Dateline: Kuala Lumpur, Malaysia
One of the most common objections people bring to me about doing business in emerging economies is that they’re afraid of not having the same protection by the government as they would in the West and that they’ve heard stories of property being seized and having no recourse as a foreigner in the country.
In this humorous piece by John Oliver, I’m reminded once again why, despite long held perceptions, life in United States and many other developed — yet bankrupt — countries is becoming less free and much more dangerous for anyone who values their property.
At the time John Oliver made this video in 2014, police had taken over $2.5 billion through 61,998 cash seizures from people who weren’t charged with committing any crimes since 9/11.
In states where local law enforcement authorities were allowed to keep 100% of the proceeds from these “civil forfeitures”, police departments had used the money to buy Zambonis, kegs of beer, margarita machines, and bottles of Crown Royal.
In Philadelphia — a city that has become the poster child for big government taking away peoples’ freedom — law enforcement had seized over 1,000 houses, 3,300 vehicles and $44 million in cash over the last 10 years in civil forfeitures.

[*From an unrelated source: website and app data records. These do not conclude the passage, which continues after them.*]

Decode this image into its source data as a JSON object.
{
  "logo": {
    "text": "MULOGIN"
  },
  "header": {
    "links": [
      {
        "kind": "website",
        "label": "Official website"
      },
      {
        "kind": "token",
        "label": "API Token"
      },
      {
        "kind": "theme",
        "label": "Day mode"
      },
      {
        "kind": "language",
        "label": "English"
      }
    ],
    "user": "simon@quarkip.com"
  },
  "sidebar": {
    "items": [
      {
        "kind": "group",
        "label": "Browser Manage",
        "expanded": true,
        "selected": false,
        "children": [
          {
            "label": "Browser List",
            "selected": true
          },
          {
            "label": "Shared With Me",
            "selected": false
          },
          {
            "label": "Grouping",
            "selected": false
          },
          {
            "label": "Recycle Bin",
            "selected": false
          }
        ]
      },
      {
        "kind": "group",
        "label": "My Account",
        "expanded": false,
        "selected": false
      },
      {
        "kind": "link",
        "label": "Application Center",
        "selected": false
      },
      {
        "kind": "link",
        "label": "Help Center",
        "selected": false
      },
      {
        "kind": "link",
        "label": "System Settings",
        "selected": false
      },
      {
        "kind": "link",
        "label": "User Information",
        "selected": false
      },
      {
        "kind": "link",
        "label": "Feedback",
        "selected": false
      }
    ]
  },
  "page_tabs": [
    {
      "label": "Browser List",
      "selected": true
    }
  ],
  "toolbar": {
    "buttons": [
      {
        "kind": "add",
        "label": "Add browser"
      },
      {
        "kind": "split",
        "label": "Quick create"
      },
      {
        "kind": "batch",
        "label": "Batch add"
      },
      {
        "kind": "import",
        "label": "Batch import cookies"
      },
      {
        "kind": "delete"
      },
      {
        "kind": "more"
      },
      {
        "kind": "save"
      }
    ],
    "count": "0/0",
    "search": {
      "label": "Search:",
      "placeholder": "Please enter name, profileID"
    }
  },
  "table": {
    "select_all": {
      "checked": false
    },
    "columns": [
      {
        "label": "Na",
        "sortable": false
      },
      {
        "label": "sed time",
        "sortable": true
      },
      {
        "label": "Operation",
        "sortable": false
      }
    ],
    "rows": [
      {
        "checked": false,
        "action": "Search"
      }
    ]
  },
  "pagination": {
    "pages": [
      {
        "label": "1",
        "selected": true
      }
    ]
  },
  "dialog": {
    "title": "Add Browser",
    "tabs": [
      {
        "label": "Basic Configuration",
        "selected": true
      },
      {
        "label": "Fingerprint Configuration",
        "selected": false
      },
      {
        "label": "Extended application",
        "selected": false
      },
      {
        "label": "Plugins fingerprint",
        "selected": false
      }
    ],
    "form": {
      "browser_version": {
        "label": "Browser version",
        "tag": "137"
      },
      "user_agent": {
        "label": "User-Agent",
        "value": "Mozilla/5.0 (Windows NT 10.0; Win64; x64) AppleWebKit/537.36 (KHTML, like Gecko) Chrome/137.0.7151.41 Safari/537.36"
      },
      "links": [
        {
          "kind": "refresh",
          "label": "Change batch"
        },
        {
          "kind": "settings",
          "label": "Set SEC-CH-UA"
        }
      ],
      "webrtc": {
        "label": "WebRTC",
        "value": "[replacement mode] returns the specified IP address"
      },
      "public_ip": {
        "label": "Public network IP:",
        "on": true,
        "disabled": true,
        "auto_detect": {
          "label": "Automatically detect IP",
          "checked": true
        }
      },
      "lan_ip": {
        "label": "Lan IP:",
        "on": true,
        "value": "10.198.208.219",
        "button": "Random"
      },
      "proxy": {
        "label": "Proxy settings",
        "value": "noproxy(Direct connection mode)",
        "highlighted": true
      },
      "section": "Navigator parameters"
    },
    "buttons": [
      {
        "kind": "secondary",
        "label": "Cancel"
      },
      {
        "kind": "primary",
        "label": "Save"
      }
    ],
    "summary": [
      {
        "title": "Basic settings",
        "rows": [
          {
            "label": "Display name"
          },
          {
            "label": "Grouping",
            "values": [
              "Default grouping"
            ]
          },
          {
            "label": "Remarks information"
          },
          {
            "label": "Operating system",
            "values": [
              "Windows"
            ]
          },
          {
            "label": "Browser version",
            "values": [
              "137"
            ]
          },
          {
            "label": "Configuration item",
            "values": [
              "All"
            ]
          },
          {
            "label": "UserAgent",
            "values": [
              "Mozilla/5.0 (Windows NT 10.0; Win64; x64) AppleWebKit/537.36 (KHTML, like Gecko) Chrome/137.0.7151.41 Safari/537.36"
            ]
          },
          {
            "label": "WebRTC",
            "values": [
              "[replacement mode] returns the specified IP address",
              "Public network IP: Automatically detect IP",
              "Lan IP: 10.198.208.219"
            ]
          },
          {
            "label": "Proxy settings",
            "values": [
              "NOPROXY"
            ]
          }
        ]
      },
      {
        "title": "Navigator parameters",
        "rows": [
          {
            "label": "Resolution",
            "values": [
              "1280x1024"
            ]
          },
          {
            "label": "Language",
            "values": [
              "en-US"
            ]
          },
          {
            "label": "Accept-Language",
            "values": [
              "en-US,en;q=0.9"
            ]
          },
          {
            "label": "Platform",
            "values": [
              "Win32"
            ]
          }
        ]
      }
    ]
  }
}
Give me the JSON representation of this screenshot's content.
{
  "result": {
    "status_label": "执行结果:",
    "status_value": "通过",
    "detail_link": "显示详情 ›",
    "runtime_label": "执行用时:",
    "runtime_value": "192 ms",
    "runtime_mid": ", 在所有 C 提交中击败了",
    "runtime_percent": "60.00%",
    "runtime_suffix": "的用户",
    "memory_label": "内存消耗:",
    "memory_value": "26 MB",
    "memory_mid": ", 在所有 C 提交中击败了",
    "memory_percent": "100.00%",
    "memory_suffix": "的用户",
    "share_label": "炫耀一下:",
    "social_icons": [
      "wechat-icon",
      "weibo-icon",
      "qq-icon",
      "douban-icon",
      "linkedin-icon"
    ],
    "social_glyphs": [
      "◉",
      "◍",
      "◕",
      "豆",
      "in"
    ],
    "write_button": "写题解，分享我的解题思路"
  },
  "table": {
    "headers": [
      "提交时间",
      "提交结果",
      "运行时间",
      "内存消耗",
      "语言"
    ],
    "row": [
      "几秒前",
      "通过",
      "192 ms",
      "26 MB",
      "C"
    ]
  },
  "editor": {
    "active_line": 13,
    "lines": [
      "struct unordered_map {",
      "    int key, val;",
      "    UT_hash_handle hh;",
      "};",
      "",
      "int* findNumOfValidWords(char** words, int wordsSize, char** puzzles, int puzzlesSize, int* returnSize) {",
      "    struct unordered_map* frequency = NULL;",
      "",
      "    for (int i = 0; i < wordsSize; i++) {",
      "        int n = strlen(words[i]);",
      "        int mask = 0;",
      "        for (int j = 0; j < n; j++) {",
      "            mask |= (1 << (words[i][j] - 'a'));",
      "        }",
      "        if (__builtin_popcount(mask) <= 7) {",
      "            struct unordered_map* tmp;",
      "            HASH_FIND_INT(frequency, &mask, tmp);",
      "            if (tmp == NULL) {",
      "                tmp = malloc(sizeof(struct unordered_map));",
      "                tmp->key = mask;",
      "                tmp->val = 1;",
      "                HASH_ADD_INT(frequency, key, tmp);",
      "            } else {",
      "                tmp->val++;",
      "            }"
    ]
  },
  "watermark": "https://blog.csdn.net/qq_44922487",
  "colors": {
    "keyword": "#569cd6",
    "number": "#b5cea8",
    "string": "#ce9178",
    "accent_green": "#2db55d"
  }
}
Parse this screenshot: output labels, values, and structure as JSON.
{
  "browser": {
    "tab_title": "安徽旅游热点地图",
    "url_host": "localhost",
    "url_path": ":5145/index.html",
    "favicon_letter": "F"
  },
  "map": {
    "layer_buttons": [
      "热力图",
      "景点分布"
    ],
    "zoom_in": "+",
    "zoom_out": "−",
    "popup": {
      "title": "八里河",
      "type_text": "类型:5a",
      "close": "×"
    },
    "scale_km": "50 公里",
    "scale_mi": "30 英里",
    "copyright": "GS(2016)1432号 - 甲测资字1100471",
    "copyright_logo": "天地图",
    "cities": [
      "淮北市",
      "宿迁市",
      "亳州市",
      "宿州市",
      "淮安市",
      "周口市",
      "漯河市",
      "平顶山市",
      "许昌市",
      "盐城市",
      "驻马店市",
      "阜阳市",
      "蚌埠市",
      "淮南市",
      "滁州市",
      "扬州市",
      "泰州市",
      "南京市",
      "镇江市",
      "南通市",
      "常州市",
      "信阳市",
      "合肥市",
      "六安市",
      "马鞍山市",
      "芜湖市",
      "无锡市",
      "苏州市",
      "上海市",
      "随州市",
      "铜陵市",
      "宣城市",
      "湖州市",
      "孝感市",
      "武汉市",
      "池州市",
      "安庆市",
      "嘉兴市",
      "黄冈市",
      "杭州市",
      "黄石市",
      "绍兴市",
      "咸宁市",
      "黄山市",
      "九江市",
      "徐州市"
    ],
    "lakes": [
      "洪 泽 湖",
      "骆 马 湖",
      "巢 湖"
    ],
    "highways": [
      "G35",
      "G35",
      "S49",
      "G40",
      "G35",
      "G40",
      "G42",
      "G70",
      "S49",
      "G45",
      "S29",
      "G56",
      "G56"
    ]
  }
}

An egregious example that Oliver outlines is the city seizing the house of a couple whose son had been caught with $40 worth of drugs inside.
My question for you is, would you rather do business in a broke country that’s now openly taking money to meet budgets or move operations to a growing economy doing everything they can to attract ambitious business people and bring capital into the country?
From innovative frontier markets in places like Georgia and Rwanda, to much more developed world leaders like Hong Kong and Singapore, smart money is flowing to places where people are treated best.
As billionaire investor Jim Rogers has been known to say: if you were smart in 1807 you would move to London, in 1907 you would move to New York, and in 2007 you would move to Asia.
The global economy is shifting east and I, along with many others, are taking our money to places where we can invest it rather than worry about it being taken by some bureaucrat who wants to use it to buy a new margarita machine.
Here is my list of the best countries in the world for doing business from a perspective of low taxes and strong, business-friendly laws.
Since the collapse of the Soviet Union, Lithuania has gone through a process of market liberalization and modernization and has experienced sustained growth over the last decade. The country’s well-educated and highly skilled workforce is attractive for business owners looking for talent at lower rates, as is its low tax rates.
The largest of the Baltic states, in Lithuania you’ll have access to Europe and Russia. Plus, Lithuania offers second residency to those interested in starting a business in the country.
While the rest of Europe is falling behind with increasing regulation and debt, Ireland’s economy is growing astonishingly with a low-tax, business friendly environment.
Secondly, Ireland is a great place to consider for a second residency, especially for people with Irish heritage or anyone willing to spend $500,000 Euros on real estate in the country.
While I’d recommend New Zealand for people starting SMEs, I’d recommend Ireland for larger corporations.
3. New Zealand
New Zealand has now become the easiest country in the world in which to start a business. In fact, incorporating can be done online and with no paid-in minimum capital. With a high standard of living and strong court system, New Zealand would be a great option for someone looking to start a small enterprise in a new country.
While the country may not have the strong financial systems of the first two listed, it’s certainly a great option for someone who wants to be in a Westernized country, yet be in close proximity to Asia’s booming economies.
It’s important to remember that ease of starting a business and ease of doing business do not always mean the same thing.
2. Hong Kong
Often paired with Singapore — the other Asian Tiger city-state — Hong Kong is quickly becoming the global center for wealth. There’s really no clear cut answer to whether Singapore or Hong Kong is a better jurisdiction to do business, as it really depends on what your needs are. But what is clear, is that the two are tops in the world.
Both countries are English speaking and have the world’s best airports, best tax, banking and business laws and, unlike small banana republics, are well respected internationally.
Choosing the right country between Hong Kong and Singapore really depends on your lifestyle preferences and business needs.
The city is the easiest in the world to do business by almost every metric. It only takes a day to incorporate in the city and it’s one of the least corrupt countries on the planet. Billionaires like Rogers, Eduardo Saverin of Facebook and many others are relocating to the city-state in large part due to its attractive banks and tax rates.